This means that the story of this holy man had spread from country to country, with changes along the way, from people we now call Buddhists to people we now call Hindus, to people we now call Muslims and to people we now call Christians. This happened before people had adopted the attitude ‘He’s a Buddhist and I belong to a different religion so I can’t recognise him as a holy man’. Eastern Orthodox Christians borrowed the story from Muslims round about the time when, in another part of the world, Christians and Muslims were butchering each other in the Crusades.

Why did we divide the world up into separate religions? Because of the European wars of religion. To establish peace after the wars, John Locke and others defined ‘religion’ as a private set of other-worldly beliefs about God and life after death. Thereafter Europeans went round the world discovering new peoples, and expected everybody’s beliefs about gods to be equally private, equally other-worldly and equally contentious.

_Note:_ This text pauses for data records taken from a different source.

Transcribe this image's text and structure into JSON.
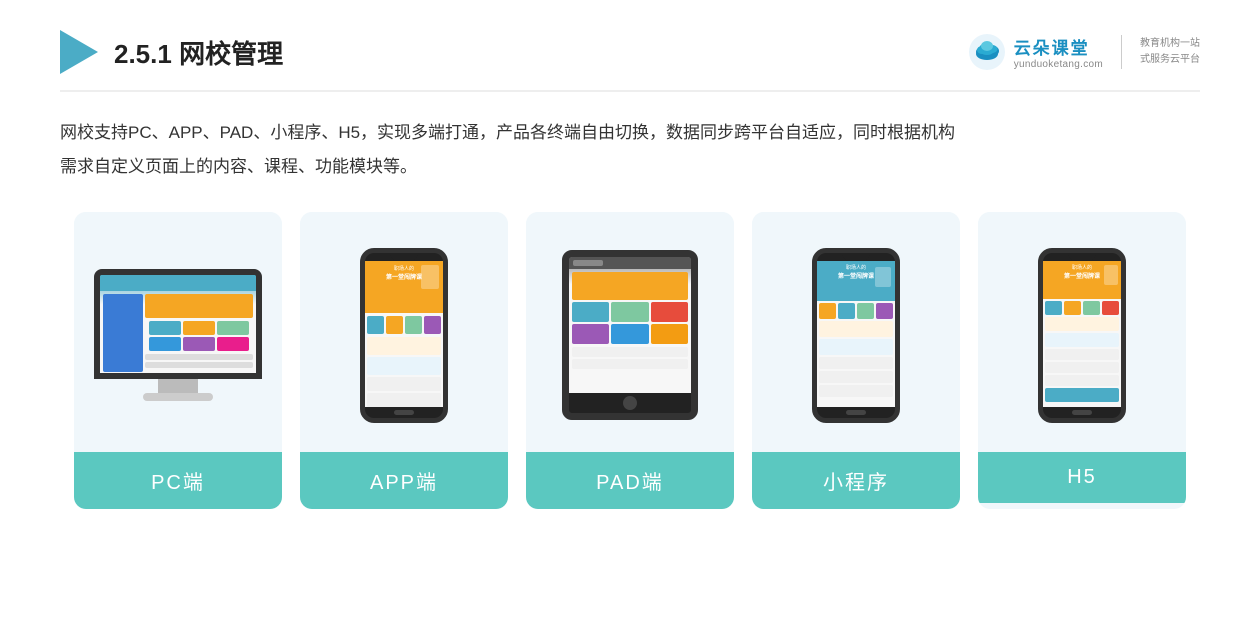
{
  "header": {
    "section_number": "2.5.1 ",
    "section_title": "网校管理",
    "brand_name": "云朵课堂",
    "brand_url": "yunduoketang.com",
    "brand_slogan_line1": "教育机构一站",
    "brand_slogan_line2": "式服务云平台"
  },
  "description": {
    "text_line1": "网校支持PC、APP、PAD、小程序、H5，实现多端打通，产品各终端自由切换，数据同步跨平台自适应，同时根据机构",
    "text_line2": "需求自定义页面上的内容、课程、功能模块等。"
  },
  "cards": [
    {
      "label": "PC端",
      "type": "pc"
    },
    {
      "label": "APP端",
      "type": "phone"
    },
    {
      "label": "PAD端",
      "type": "tablet"
    },
    {
      "label": "小程序",
      "type": "phone"
    },
    {
      "label": "H5",
      "type": "phone"
    }
  ]
}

The historian Peter Harrison describes this as ‘the projection of Christian disunity onto the world’.[2] Europeans then divided up the world accordingly. In 1787 they invented the word ‘Hinduism’ to describe the religion of India. In 1801 they invented the word ‘Buddhism’.

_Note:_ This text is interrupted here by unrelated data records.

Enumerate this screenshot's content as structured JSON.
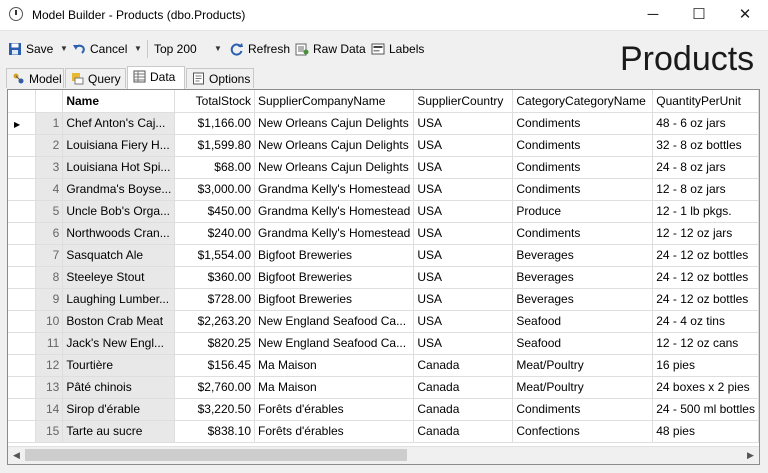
{
  "window": {
    "title": "Model Builder - Products (dbo.Products)",
    "min": "─",
    "max": "☐",
    "close": "✕"
  },
  "toolbar": {
    "save": "Save",
    "cancel": "Cancel",
    "top": "Top 200",
    "refresh": "Refresh",
    "raw": "Raw Data",
    "labels": "Labels"
  },
  "heading": "Products",
  "tabs": [
    {
      "label": "Model"
    },
    {
      "label": "Query"
    },
    {
      "label": "Data"
    },
    {
      "label": "Options"
    }
  ],
  "grid": {
    "columns": [
      "Name",
      "TotalStock",
      "SupplierCompanyName",
      "SupplierCountry",
      "CategoryCategoryName",
      "QuantityPerUnit"
    ],
    "rows": [
      [
        "1",
        "Chef Anton's Caj...",
        "$1,166.00",
        "New Orleans Cajun Delights",
        "USA",
        "Condiments",
        "48 - 6 oz jars"
      ],
      [
        "2",
        "Louisiana Fiery H...",
        "$1,599.80",
        "New Orleans Cajun Delights",
        "USA",
        "Condiments",
        "32 - 8 oz bottles"
      ],
      [
        "3",
        "Louisiana Hot Spi...",
        "$68.00",
        "New Orleans Cajun Delights",
        "USA",
        "Condiments",
        "24 - 8 oz jars"
      ],
      [
        "4",
        "Grandma's Boyse...",
        "$3,000.00",
        "Grandma Kelly's Homestead",
        "USA",
        "Condiments",
        "12 - 8 oz jars"
      ],
      [
        "5",
        "Uncle Bob's Orga...",
        "$450.00",
        "Grandma Kelly's Homestead",
        "USA",
        "Produce",
        "12 - 1 lb pkgs."
      ],
      [
        "6",
        "Northwoods Cran...",
        "$240.00",
        "Grandma Kelly's Homestead",
        "USA",
        "Condiments",
        "12 - 12 oz jars"
      ],
      [
        "7",
        "Sasquatch Ale",
        "$1,554.00",
        "Bigfoot Breweries",
        "USA",
        "Beverages",
        "24 - 12 oz bottles"
      ],
      [
        "8",
        "Steeleye Stout",
        "$360.00",
        "Bigfoot Breweries",
        "USA",
        "Beverages",
        "24 - 12 oz bottles"
      ],
      [
        "9",
        "Laughing Lumber...",
        "$728.00",
        "Bigfoot Breweries",
        "USA",
        "Beverages",
        "24 - 12 oz bottles"
      ],
      [
        "10",
        "Boston Crab Meat",
        "$2,263.20",
        "New England Seafood Ca...",
        "USA",
        "Seafood",
        "24 - 4 oz tins"
      ],
      [
        "11",
        "Jack's New Engl...",
        "$820.25",
        "New England Seafood Ca...",
        "USA",
        "Seafood",
        "12 - 12 oz cans"
      ],
      [
        "12",
        "Tourtière",
        "$156.45",
        "Ma Maison",
        "Canada",
        "Meat/Poultry",
        "16 pies"
      ],
      [
        "13",
        "Pâté chinois",
        "$2,760.00",
        "Ma Maison",
        "Canada",
        "Meat/Poultry",
        "24 boxes x 2 pies"
      ],
      [
        "14",
        "Sirop d'érable",
        "$3,220.50",
        "Forêts d'érables",
        "Canada",
        "Condiments",
        "24 - 500 ml bottles"
      ],
      [
        "15",
        "Tarte au sucre",
        "$838.10",
        "Forêts d'érables",
        "Canada",
        "Confections",
        "48 pies"
      ]
    ]
  },
  "icons": {
    "app": "clock-icon",
    "save": "floppy-disk-icon",
    "cancel": "undo-icon",
    "refresh": "refresh-icon",
    "raw": "raw-data-icon",
    "labels": "labels-icon",
    "current_row": "row-pointer-icon"
  }
}
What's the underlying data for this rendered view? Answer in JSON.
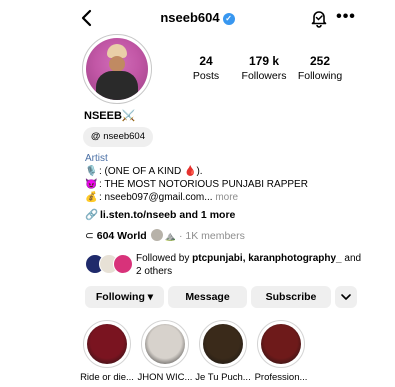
{
  "header": {
    "username": "nseeb604",
    "verified_icon": "verified-badge-icon",
    "more_label": "•••"
  },
  "stats": [
    {
      "value": "24",
      "label": "Posts"
    },
    {
      "value": "179 k",
      "label": "Followers"
    },
    {
      "value": "252",
      "label": "Following"
    }
  ],
  "profile": {
    "display_name": "NSEEB⚔️",
    "threads_handle": "nseeb604",
    "category": "Artist",
    "bio": [
      {
        "icon": "🎙️",
        "text": ": (ONE OF A KIND 🩸)."
      },
      {
        "icon": "😈",
        "text": ": THE MOST NOTORIOUS PUNJABI RAPPER"
      },
      {
        "icon": "💰",
        "text": ": nseeb097@gmail.com...",
        "more": " more"
      }
    ],
    "link": "li.sten.to/nseeb and 1 more",
    "channel": {
      "name": "604 World",
      "members": "· 1K members",
      "extra": "⛰️"
    }
  },
  "followed_by": {
    "prefix": "Followed by ",
    "names": "ptcpunjabi, karanphotography_",
    "suffix": " and 2 others",
    "avatar_colors": [
      "#1f2a6b",
      "#e7e1d6",
      "#d8327a"
    ]
  },
  "actions": {
    "following": "Following",
    "message": "Message",
    "subscribe": "Subscribe",
    "expand_icon": "chevron-down-icon"
  },
  "highlights": [
    {
      "label": "Ride or die...",
      "color": "#7a1420"
    },
    {
      "label": "JHON WIC...",
      "color": "#d7d2cc"
    },
    {
      "label": "Je Tu Puch...",
      "color": "#3a2a1a"
    },
    {
      "label": "Profession...",
      "color": "#6e1a1a"
    }
  ]
}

A good illustration of this European blindness is Max Müller’s account of the Parsis. Müller was a nineteenth century anthropologist and the Parsis are the followers of Zoroaster. He wrote that the Parsi priests

would have to admit that they cannot understand one word of the sacred writings in which they profess to believe… A Parsi, in fact, hardly knows what  his faith is. The Zend-Avesta is to him a sealed book.[3]

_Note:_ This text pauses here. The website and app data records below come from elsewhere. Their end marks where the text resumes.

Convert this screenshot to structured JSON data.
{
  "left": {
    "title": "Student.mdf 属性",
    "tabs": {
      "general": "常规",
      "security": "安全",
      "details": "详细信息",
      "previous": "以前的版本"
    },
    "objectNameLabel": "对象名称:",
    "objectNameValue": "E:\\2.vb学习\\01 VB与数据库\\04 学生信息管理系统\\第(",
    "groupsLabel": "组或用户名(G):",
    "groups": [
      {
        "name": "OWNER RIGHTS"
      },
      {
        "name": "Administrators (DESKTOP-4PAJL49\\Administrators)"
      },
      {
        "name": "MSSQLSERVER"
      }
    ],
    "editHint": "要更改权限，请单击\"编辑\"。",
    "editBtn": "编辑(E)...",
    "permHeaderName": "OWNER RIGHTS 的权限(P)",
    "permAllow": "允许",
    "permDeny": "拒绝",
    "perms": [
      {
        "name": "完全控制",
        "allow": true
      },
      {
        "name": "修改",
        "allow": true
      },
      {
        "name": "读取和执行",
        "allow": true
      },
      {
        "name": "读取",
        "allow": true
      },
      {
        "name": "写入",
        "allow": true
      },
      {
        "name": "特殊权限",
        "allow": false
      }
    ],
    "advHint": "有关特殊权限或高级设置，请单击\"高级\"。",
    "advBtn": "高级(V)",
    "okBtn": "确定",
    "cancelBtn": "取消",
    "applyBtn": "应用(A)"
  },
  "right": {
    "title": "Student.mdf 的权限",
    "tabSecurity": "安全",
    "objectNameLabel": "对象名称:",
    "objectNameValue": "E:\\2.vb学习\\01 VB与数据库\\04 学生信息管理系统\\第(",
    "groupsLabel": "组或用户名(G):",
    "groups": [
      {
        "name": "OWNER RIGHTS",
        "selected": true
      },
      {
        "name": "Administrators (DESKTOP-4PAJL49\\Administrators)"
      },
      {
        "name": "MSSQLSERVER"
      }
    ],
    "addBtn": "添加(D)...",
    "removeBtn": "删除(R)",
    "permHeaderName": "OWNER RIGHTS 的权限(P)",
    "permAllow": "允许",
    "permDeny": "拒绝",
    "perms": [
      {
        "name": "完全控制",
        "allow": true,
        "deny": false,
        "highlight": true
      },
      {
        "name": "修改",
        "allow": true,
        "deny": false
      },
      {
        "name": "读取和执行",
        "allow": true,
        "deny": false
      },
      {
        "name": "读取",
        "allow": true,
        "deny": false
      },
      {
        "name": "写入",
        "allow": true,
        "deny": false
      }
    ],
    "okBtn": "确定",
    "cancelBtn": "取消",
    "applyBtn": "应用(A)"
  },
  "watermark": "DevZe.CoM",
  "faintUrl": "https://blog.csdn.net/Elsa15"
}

In other words, Müller presupposed that any tradition that talked about God must be committed to a set of beliefs enshrined in sacred texts.

This division of the world into different ‘religions’ left a problem for European Christians. Is Christianity just one religion among many, or is it the one and only true religion? Some Christians have invested a lot of effort into showing how Christianity is superior to all the others. The usual approach is to emphasise beliefs which are specifically about Jesus – either his resurrection or his status as divine.

But should we busy ourselves drawing dividing lines between Christians and others, or should we be rubbing them out?

[1] Nongbri, B, Before Religion, Yale University Press, 2013, p. 59. Most of the information in this post comes from this book.
[2] Harrison, Peter, “Religion” and the Religions in the English Enlightenment, Cambridge: Cambridge University Press, 1990, p. 174, quoted inNongbri, Before Religion, p. 86.
[3] Müller, M, Chips from a German Workshop, 1.170-171, quoted in Nongbri, Before Religion, p. 112.